▶ PROBLEM: Among the lines below, count those with the word "Оформити". Answer with the number only.

────────────────

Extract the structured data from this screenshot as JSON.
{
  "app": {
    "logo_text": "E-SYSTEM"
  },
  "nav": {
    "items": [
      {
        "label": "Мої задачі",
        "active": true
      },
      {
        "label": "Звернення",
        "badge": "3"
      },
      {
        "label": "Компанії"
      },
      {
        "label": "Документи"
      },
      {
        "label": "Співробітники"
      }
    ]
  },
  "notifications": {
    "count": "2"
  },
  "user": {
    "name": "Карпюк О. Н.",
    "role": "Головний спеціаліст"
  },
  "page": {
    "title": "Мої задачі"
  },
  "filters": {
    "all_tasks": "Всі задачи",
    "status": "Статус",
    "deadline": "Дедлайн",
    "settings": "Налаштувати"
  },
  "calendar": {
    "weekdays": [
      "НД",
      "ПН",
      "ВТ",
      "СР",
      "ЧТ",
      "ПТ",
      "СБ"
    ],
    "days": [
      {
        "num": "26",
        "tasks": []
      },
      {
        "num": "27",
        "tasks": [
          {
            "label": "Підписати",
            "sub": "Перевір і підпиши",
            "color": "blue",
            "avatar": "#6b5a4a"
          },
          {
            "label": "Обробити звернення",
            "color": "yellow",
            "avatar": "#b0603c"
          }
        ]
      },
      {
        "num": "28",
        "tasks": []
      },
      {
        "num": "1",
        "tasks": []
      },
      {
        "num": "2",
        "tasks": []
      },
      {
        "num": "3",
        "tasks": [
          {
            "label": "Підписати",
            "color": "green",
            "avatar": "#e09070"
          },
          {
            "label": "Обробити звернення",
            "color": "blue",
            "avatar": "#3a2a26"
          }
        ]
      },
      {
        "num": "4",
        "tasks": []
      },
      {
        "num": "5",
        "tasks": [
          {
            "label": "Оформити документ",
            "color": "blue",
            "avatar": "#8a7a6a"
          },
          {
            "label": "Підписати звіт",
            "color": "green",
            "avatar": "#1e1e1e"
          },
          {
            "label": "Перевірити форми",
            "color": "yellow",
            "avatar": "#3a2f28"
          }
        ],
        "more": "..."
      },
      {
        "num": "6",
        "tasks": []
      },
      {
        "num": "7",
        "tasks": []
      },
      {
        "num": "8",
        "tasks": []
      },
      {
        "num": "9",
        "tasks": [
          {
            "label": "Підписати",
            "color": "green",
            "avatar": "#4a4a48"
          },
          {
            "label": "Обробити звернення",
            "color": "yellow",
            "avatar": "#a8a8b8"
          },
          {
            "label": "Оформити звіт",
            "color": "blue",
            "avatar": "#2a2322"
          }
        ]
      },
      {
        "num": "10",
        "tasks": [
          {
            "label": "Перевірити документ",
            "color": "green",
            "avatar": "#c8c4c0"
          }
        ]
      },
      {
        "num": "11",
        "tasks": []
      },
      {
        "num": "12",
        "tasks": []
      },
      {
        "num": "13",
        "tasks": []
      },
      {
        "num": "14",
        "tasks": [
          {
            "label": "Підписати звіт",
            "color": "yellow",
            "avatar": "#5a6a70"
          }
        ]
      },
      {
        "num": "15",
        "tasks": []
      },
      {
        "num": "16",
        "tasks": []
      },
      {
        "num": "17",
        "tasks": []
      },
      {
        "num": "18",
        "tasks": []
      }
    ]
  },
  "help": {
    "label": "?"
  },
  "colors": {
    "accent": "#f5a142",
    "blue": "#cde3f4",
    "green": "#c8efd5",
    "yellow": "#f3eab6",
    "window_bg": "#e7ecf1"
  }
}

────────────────

▶ RESPONSE AREA: 2